▸ Exercise details: Reading down the listing below, count the lines where the word "subtitle" shows up, then give only that count.

===

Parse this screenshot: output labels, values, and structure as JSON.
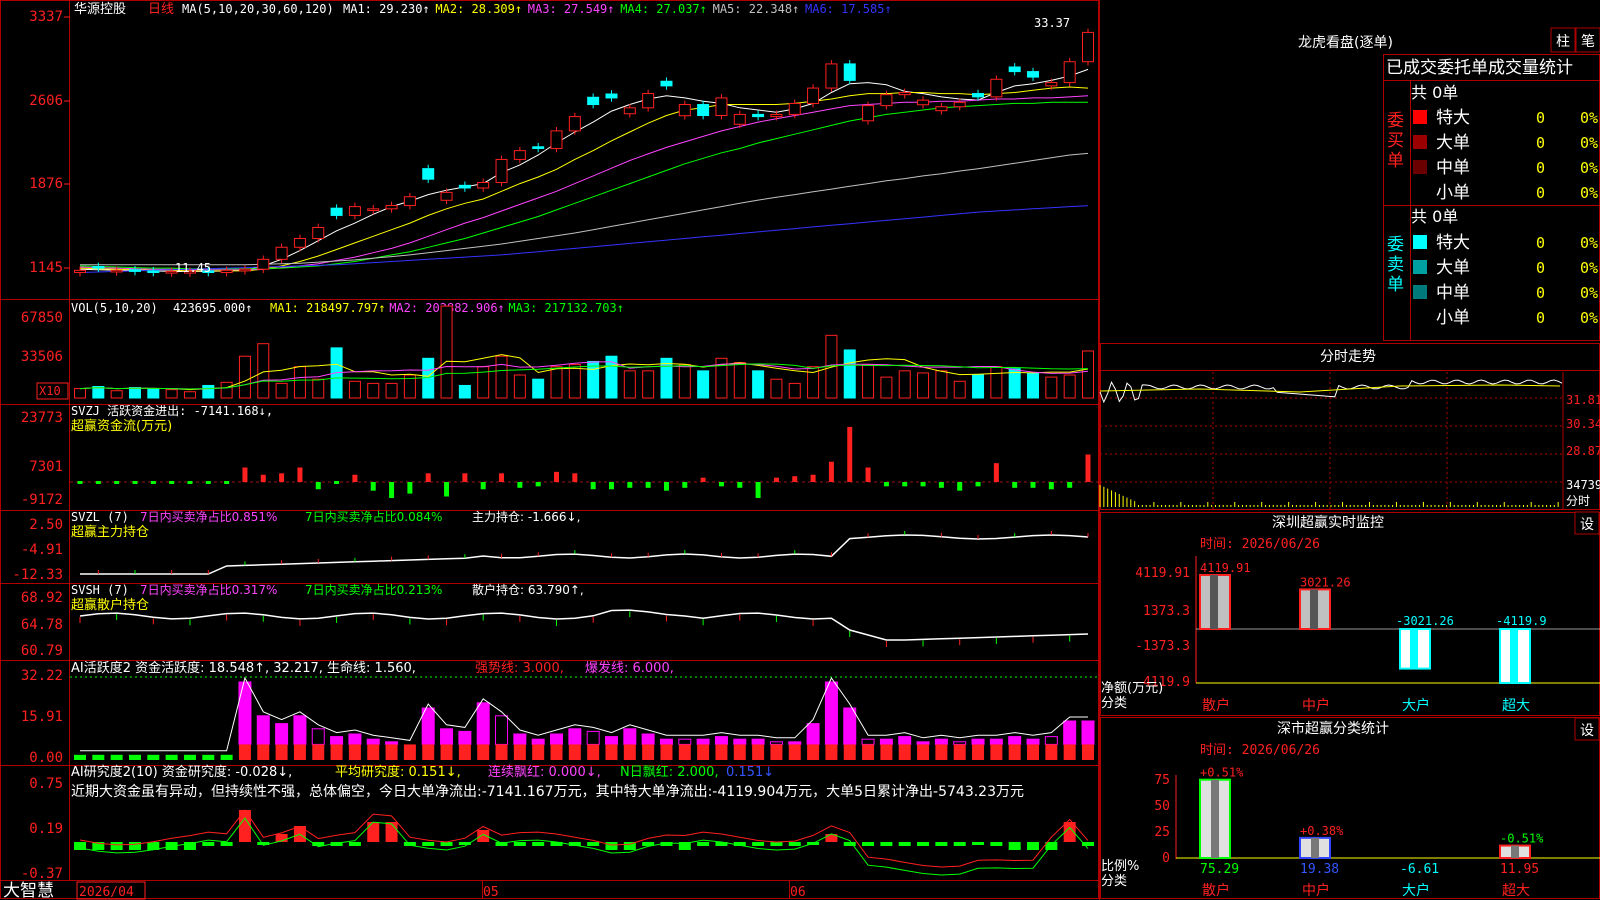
{
  "chart_data": {
    "type": "candlestick",
    "title": "华源控股",
    "period": "日线",
    "ma_header": "MA(5,10,20,30,60,120)",
    "ma_values": [
      {
        "label": "MA1: 29.230↑",
        "color": "#ffffff"
      },
      {
        "label": "MA2: 28.309↑",
        "color": "#ffff00"
      },
      {
        "label": "MA3: 27.549↑",
        "color": "#ff44ff"
      },
      {
        "label": "MA4: 27.037↑",
        "color": "#00ff00"
      },
      {
        "label": "MA5: 22.348↑",
        "color": "#c0c0c0"
      },
      {
        "label": "MA6: 17.585↑",
        "color": "#3333ff"
      }
    ],
    "price_ticks": [
      "3337",
      "2606",
      "1876",
      "1145"
    ],
    "price_range": [
      11.0,
      34.5
    ],
    "high_label": "33.37",
    "low_label": "11.45",
    "date_labels": [
      "2026/04",
      "05",
      "06"
    ],
    "candles_close": [
      11.7,
      11.9,
      11.7,
      11.6,
      11.5,
      11.6,
      11.6,
      11.5,
      11.7,
      11.8,
      12.7,
      13.8,
      14.6,
      15.6,
      16.7,
      17.5,
      17.3,
      17.6,
      18.4,
      20.0,
      18.8,
      19.2,
      19.7,
      21.8,
      22.6,
      22.8,
      24.4,
      25.7,
      26.8,
      27.4,
      26.5,
      27.8,
      28.5,
      26.8,
      25.8,
      27.4,
      25.9,
      25.7,
      25.9,
      26.9,
      28.3,
      30.5,
      29.0,
      26.7,
      27.7,
      27.9,
      27.2,
      26.6,
      27.0,
      27.5,
      29.1,
      29.8,
      29.3,
      28.8,
      30.7,
      33.37
    ],
    "candles_up": [
      1,
      0,
      1,
      0,
      0,
      1,
      1,
      0,
      1,
      1,
      1,
      1,
      1,
      1,
      0,
      1,
      1,
      1,
      1,
      0,
      1,
      0,
      1,
      1,
      1,
      0,
      1,
      1,
      0,
      0,
      1,
      1,
      0,
      1,
      0,
      1,
      1,
      0,
      1,
      1,
      1,
      1,
      0,
      1,
      1,
      1,
      1,
      1,
      1,
      0,
      1,
      0,
      0,
      1,
      1,
      1
    ],
    "ma_series": {
      "MA1": [
        11.8,
        11.75,
        11.7,
        11.7,
        11.65,
        11.6,
        11.6,
        11.6,
        11.65,
        11.7,
        12.1,
        12.7,
        13.5,
        14.4,
        15.3,
        16.0,
        16.8,
        17.5,
        18.0,
        18.6,
        19.0,
        19.3,
        19.6,
        20.6,
        21.3,
        22.2,
        23.3,
        24.3,
        25.2,
        26.2,
        26.8,
        27.3,
        27.6,
        27.4,
        27.1,
        26.9,
        26.5,
        26.3,
        26.1,
        26.4,
        26.9,
        27.9,
        28.7,
        28.8,
        28.6,
        28.0,
        27.8,
        27.5,
        27.3,
        27.2,
        27.9,
        28.5,
        28.7,
        29.0,
        29.4,
        30.0
      ],
      "MA2": [
        11.9,
        11.85,
        11.8,
        11.75,
        11.7,
        11.7,
        11.65,
        11.65,
        11.65,
        11.65,
        11.8,
        12.1,
        12.5,
        13.0,
        13.6,
        14.2,
        14.8,
        15.4,
        16.0,
        16.7,
        17.3,
        17.8,
        18.2,
        18.9,
        19.6,
        20.2,
        20.9,
        21.8,
        22.6,
        23.5,
        24.3,
        25.1,
        25.8,
        26.3,
        26.5,
        26.8,
        26.8,
        26.8,
        26.8,
        26.9,
        27.1,
        27.3,
        27.6,
        27.8,
        27.8,
        27.9,
        27.9,
        27.8,
        27.8,
        27.7,
        27.8,
        27.9,
        28.1,
        28.3,
        28.4,
        28.3
      ],
      "MA3": [
        12.0,
        11.95,
        11.9,
        11.85,
        11.8,
        11.8,
        11.75,
        11.75,
        11.75,
        11.75,
        11.8,
        11.95,
        12.1,
        12.3,
        12.6,
        12.9,
        13.3,
        13.7,
        14.2,
        14.8,
        15.4,
        16.0,
        16.5,
        17.1,
        17.7,
        18.3,
        18.9,
        19.6,
        20.3,
        21.0,
        21.7,
        22.3,
        22.9,
        23.4,
        23.9,
        24.4,
        24.8,
        25.2,
        25.5,
        25.8,
        26.1,
        26.4,
        26.7,
        26.8,
        26.9,
        27.0,
        27.0,
        27.1,
        27.1,
        27.2,
        27.3,
        27.3,
        27.4,
        27.4,
        27.5,
        27.6
      ],
      "MA4": [
        12.1,
        12.05,
        12.0,
        11.95,
        11.9,
        11.9,
        11.85,
        11.85,
        11.85,
        11.85,
        11.85,
        11.9,
        12.0,
        12.1,
        12.3,
        12.5,
        12.8,
        13.1,
        13.4,
        13.8,
        14.2,
        14.6,
        15.1,
        15.6,
        16.1,
        16.6,
        17.2,
        17.8,
        18.4,
        19.0,
        19.6,
        20.2,
        20.8,
        21.4,
        21.9,
        22.4,
        22.8,
        23.3,
        23.7,
        24.1,
        24.5,
        24.9,
        25.3,
        25.6,
        25.9,
        26.1,
        26.3,
        26.5,
        26.6,
        26.7,
        26.8,
        26.9,
        26.9,
        27.0,
        27.0,
        27.0
      ],
      "MA5": [
        12.2,
        12.2,
        12.2,
        12.2,
        12.2,
        12.2,
        12.2,
        12.2,
        12.2,
        12.2,
        12.25,
        12.3,
        12.35,
        12.45,
        12.55,
        12.65,
        12.8,
        12.95,
        13.1,
        13.3,
        13.5,
        13.7,
        13.9,
        14.1,
        14.35,
        14.6,
        14.85,
        15.1,
        15.4,
        15.7,
        16.0,
        16.3,
        16.6,
        16.9,
        17.2,
        17.5,
        17.8,
        18.1,
        18.35,
        18.6,
        18.85,
        19.1,
        19.35,
        19.6,
        19.85,
        20.05,
        20.3,
        20.5,
        20.75,
        20.95,
        21.2,
        21.45,
        21.7,
        21.95,
        22.2,
        22.35
      ],
      "MA6": [
        11.5,
        11.55,
        11.6,
        11.65,
        11.7,
        11.75,
        11.8,
        11.85,
        11.9,
        11.95,
        12.0,
        12.05,
        12.1,
        12.15,
        12.2,
        12.3,
        12.4,
        12.5,
        12.6,
        12.7,
        12.8,
        12.9,
        13.0,
        13.1,
        13.25,
        13.4,
        13.55,
        13.7,
        13.85,
        14.0,
        14.15,
        14.3,
        14.45,
        14.6,
        14.75,
        14.9,
        15.05,
        15.2,
        15.35,
        15.5,
        15.65,
        15.8,
        15.95,
        16.1,
        16.25,
        16.4,
        16.55,
        16.7,
        16.85,
        17.0,
        17.1,
        17.2,
        17.3,
        17.4,
        17.5,
        17.585
      ]
    },
    "volume": {
      "header": "VOL(5,10,20)",
      "current": "423695.000↑",
      "labels": [
        "MA1: 218497.797↑",
        "MA2: 202882.906↑",
        "MA3: 217132.703↑"
      ],
      "ticks": [
        "67850",
        "33506"
      ],
      "unit": "X10",
      "values": [
        9,
        11,
        7,
        10,
        9,
        8,
        6,
        12,
        15,
        40,
        52,
        14,
        30,
        18,
        48,
        16,
        14,
        14,
        22,
        38,
        88,
        12,
        30,
        40,
        22,
        18,
        30,
        32,
        35,
        40,
        26,
        26,
        38,
        32,
        26,
        38,
        34,
        26,
        18,
        14,
        30,
        60,
        46,
        32,
        20,
        26,
        24,
        26,
        16,
        22,
        30,
        28,
        24,
        20,
        22,
        45
      ]
    },
    "svzj": {
      "header": "SVZJ  活跃资金进出: -7141.168↓,",
      "subtitle": "超赢资金流(万元)",
      "ticks": [
        "23773",
        "7301",
        "-9172"
      ],
      "values": [
        0,
        0,
        0,
        0,
        0,
        0,
        0,
        0,
        0,
        10,
        5,
        6,
        10,
        -5,
        0,
        5,
        -6,
        -11,
        -8,
        6,
        -10,
        6,
        -5,
        6,
        -4,
        -3,
        7,
        6,
        -5,
        -5,
        -4,
        -4,
        -6,
        -4,
        3,
        -3,
        -4,
        -11,
        3,
        4,
        5,
        14,
        38,
        10,
        -3,
        -3,
        -3,
        -4,
        -6,
        -3,
        13,
        -4,
        -4,
        -5,
        -4,
        19,
        -12
      ],
      "visible": true
    },
    "svzl": {
      "header": "SVZL (7)",
      "l1": "7日内买卖净占比0.851%",
      "l2": "7日内买卖净占比0.084%",
      "l3": "主力持仓: -1.666↓,",
      "subtitle": "超赢主力持仓",
      "ticks": [
        "2.50",
        "-4.91",
        "-12.33"
      ]
    },
    "svsh": {
      "header": "SVSH (7)",
      "l1": "7日内买卖净占比0.317%",
      "l2": "7日内买卖净占比0.213%",
      "l3": "散户持仓: 63.790↑,",
      "subtitle": "超赢散户持仓",
      "ticks": [
        "68.92",
        "64.78",
        "60.79"
      ]
    },
    "ai_active": {
      "header": "AI活跃度2 资金活跃度: 18.548↑, 32.217, 生命线: 1.560,",
      "strong": "强势线: 3.000,",
      "burst": "爆发线: 6.000,",
      "ticks": [
        "32.22",
        "15.91",
        "0.00"
      ]
    },
    "ai_research": {
      "header": "AI研究度2(10) 资金研究度: -0.028↓,",
      "avg": "平均研究度: 0.151↓,",
      "lianxu": "连续飘红: 0.000↓,",
      "nday": "N日飘红: 2.000,",
      "last": "0.151↓",
      "summary": "近期大资金虽有异动，但持续性不强，总体偏空，今日大单净流出:-7141.167万元，其中特大单净流出:-4119.904万元，大单5日累计净出-5743.23万元",
      "ticks": [
        "0.75",
        "0.19",
        "-0.37"
      ]
    }
  },
  "watermark": "大智慧",
  "right": {
    "top_buttons": [
      "柱",
      "笔"
    ],
    "lhb_title": "龙虎看盘(逐单)",
    "stat_header": "已成交委托单成交量统计",
    "buy_label": "委买单",
    "sell_label": "委卖单",
    "buy_total": "共 0单",
    "sell_total": "共 0单",
    "buy_rows": [
      {
        "name": "特大",
        "count": "0",
        "pct": "0%",
        "color": "#ff0000"
      },
      {
        "name": "大单",
        "count": "0",
        "pct": "0%",
        "color": "#9a0000"
      },
      {
        "name": "中单",
        "count": "0",
        "pct": "0%",
        "color": "#6a0000"
      },
      {
        "name": "小单",
        "count": "0",
        "pct": "0%",
        "color": "#000000"
      }
    ],
    "sell_rows": [
      {
        "name": "特大",
        "count": "0",
        "pct": "0%",
        "color": "#00ffff"
      },
      {
        "name": "大单",
        "count": "0",
        "pct": "0%",
        "color": "#00a0a0"
      },
      {
        "name": "中单",
        "count": "0",
        "pct": "0%",
        "color": "#007a7a"
      },
      {
        "name": "小单",
        "count": "0",
        "pct": "0%",
        "color": "#000000"
      }
    ],
    "intraday_title": "分时走势",
    "intraday_ticks": [
      "31.81",
      "30.34",
      "28.87",
      "34739"
    ],
    "intraday_unit": "分时",
    "monitor": {
      "title": "深圳超赢实时监控",
      "set_button": "设",
      "time": "时间: 2026/06/26",
      "ticks": [
        "4119.91",
        "1373.3",
        "-1373.3",
        "-4119.9"
      ],
      "unit": "净额(万元)",
      "cat_label": "分类",
      "categories": [
        "散户",
        "中户",
        "大户",
        "超大"
      ],
      "values": [
        4119.91,
        3021.26,
        -3021.26,
        -4119.9
      ],
      "value_labels": [
        "4119.91",
        "3021.26",
        "-3021.26",
        "-4119.9"
      ]
    },
    "classify": {
      "title": "深市超赢分类统计",
      "set_button": "设",
      "time": "时间: 2026/06/26",
      "ticks": [
        "75",
        "50",
        "25",
        "0"
      ],
      "unit": "比例%",
      "cat_label": "分类",
      "categories": [
        "散户",
        "中户",
        "大户",
        "超大"
      ],
      "bar_values": [
        75.29,
        19.38,
        -6.61,
        11.95
      ],
      "bar_labels": [
        "+0.51%",
        "+0.38%",
        "",
        "-0.51%"
      ],
      "value_labels": [
        "75.29",
        "19.38",
        "-6.61",
        "11.95"
      ]
    }
  }
}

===

▸ Exercise result: 3